Charlie: Classic stuff.
Patrick: That always seems to do well, yeah. Our best shirt from the last tour was the one of the album cover.
Charlie: I really wanna make scarves. If we had endless money, we’d probably do that.
In this scenario, there’s endless money. What would the Blouse scarf and tee capsule collection be like?
Charlie: Beautiful silk on the scarves, full color on the shirts.
Patrick: Yeah, you always have to scrimp on the color [laughs]. And we wanna do crew necks, not just the black hoodies. The heather gray sweatshirt with an image.
Charlie: That’s a good question. I’d wanna sit in a room for a while and do some sketches.
What about some of the shoots you’ve been doing, Charlie? Tell me about the styling and the feel that you’re trying to portray. Let’s start with one posted recently, where you’re in a bustier and tights and there’s a heavy dose of flesh.
Charlie: That’s one I did with some friends, at a cabin. It was really playful. We all spent the night, and got kind of… had some drinks [laughs]. It was great! Ideally I would spend 24 hours with anyone I was shooting with, and we’d hang out and sit by a fire. That would be in a perfect world, because it’s always a little awkward. I’m pretty shy, and like most people I don’t feel comfortable having my picture taken. So for that shoot in particular I pulled most of my clothes, and Patrick’s girlfriend Anna helped style it.
She’s done a few of your band shoots too, right? What’s it like working with people like her and Shayna Fontana, with whom you seem to have both personal and professional relationships?
Charlie: Shayna was someone I met on Facebook who was a Blouse fan. We were coming to Austin and she asked us to come over and take pictures while we were in town. I love her work, it’s so beautiful.
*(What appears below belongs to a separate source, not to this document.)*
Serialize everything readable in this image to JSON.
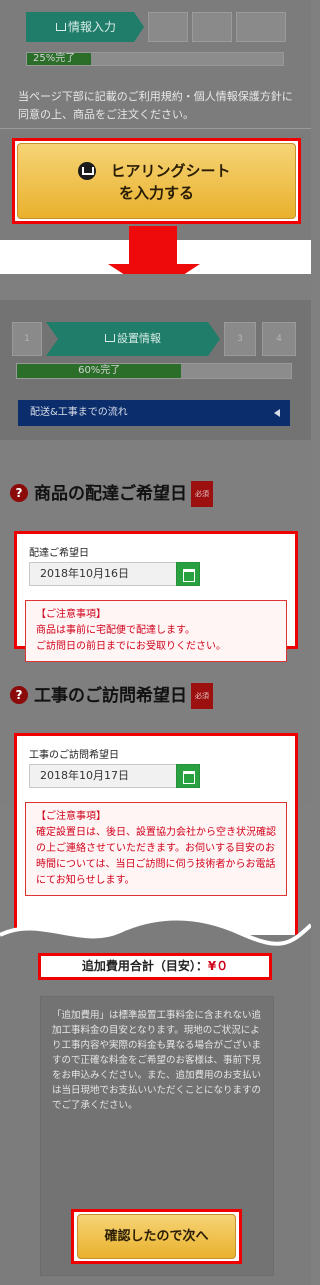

But we try to be pretty picky about who we work with and curate everything.
Patrick: Yeah, Anna has a great creative eye so we brought her in to help us out. It’s been great.
Who else would you like to work with, visually? Or what kind of aesthetic do you want to portray?
Charlie: We like that Technicolor touch, when photos almost look like they’ve been painted. We’re pretty into classic stuff, and that look from old magazines that looks hand-painted. I’d love to shoot with Toilet Paper magazine too, to make something really creepy.
Blouse Tour Dates
9.17 – Seattle, WA – The Vera Project
9.18 – Vancouver, BC – The Media Club
9.20 – Portland, OR – Star Theater
9.21 – San Francisco, CA – Bottom of the Hill
9.22 – Los Angeles, CA – The Echo
9.25 – San Diego, CA – The Void
9.26 – Costa Mesa, CA – Detroit Bar
Tshepo can’t wait to be creeped out by that potential collaboration. She tweets - @NeuThings.
Style Stage is an ongoing partnership between Noisey & Garnier Fructis celebrating music, hair, and style.